Mongolia is confident it can resolve a dispute with Rio Tinto (LON:RIO) over a $5 billion underground expansion of the flagship Oyu Tolgoi copper and gold mine by the end of the year.
Mongolia owns 34% of Oyu Tolgoi located in the South Gobi desert and the government of the Asian nation has been at loggerheads with Rio-controlled Turquoise Hill (TSE:TRQ), owner the remainder of the mine, for months.
The mining ministry’s director general of strategic policy and planning, Otgochuluu Chuluuntseren, told reporters on Tuesday that “Mongolia is also seeking guarantees that the mine expansion won’t be subject to cost overruns, and a reset of Rio’s management fees, to be based on revenues earned rather than money spent.”
Neither Turquoise Hill nor Rio Tinto on Tuesday commented on the talks which are set to continue on October 7 in the capital Ulan Bator and the miners’ share prices showed little reaction to the comments.
The mine, which shipped its first copper in July, is set to contribute as much as a third of the nation’s economy if the second phase underground expansion were to go ahead, with the final bill for the project pegged at as much as $14 billion.
Foreign direct investment in the country dropped 17% to $3.9 billion in 2012.
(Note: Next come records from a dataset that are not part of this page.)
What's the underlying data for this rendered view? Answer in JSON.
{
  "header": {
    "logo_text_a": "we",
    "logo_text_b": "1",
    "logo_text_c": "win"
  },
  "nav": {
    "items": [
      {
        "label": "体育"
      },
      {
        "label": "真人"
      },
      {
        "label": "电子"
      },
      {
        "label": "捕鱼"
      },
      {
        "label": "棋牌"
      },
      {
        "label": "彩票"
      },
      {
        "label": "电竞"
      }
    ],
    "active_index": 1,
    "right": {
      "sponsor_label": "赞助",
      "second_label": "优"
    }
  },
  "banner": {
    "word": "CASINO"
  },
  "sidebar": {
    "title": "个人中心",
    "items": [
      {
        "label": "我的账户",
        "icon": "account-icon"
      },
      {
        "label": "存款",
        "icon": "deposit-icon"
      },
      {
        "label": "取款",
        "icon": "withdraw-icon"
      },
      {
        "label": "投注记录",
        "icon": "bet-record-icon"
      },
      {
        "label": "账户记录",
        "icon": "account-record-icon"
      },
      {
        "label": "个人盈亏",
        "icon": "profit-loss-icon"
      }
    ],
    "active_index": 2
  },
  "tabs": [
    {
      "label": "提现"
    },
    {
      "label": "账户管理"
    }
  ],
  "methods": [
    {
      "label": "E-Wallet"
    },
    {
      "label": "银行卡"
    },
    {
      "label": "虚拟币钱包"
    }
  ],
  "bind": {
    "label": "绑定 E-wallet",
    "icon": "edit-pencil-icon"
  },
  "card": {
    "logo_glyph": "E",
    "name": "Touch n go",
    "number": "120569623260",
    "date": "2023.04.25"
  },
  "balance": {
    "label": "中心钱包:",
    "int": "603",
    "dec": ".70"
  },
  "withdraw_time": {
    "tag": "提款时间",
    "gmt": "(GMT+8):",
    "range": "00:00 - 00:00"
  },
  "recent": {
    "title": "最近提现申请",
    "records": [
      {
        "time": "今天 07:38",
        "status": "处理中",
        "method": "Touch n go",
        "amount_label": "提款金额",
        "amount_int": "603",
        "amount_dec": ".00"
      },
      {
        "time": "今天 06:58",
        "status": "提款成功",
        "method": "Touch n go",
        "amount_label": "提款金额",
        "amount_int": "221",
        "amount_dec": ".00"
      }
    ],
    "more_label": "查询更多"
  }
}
This year it’s even worse with the Asian nation attracting a full $1 billion or 42% less during the first half of 2013.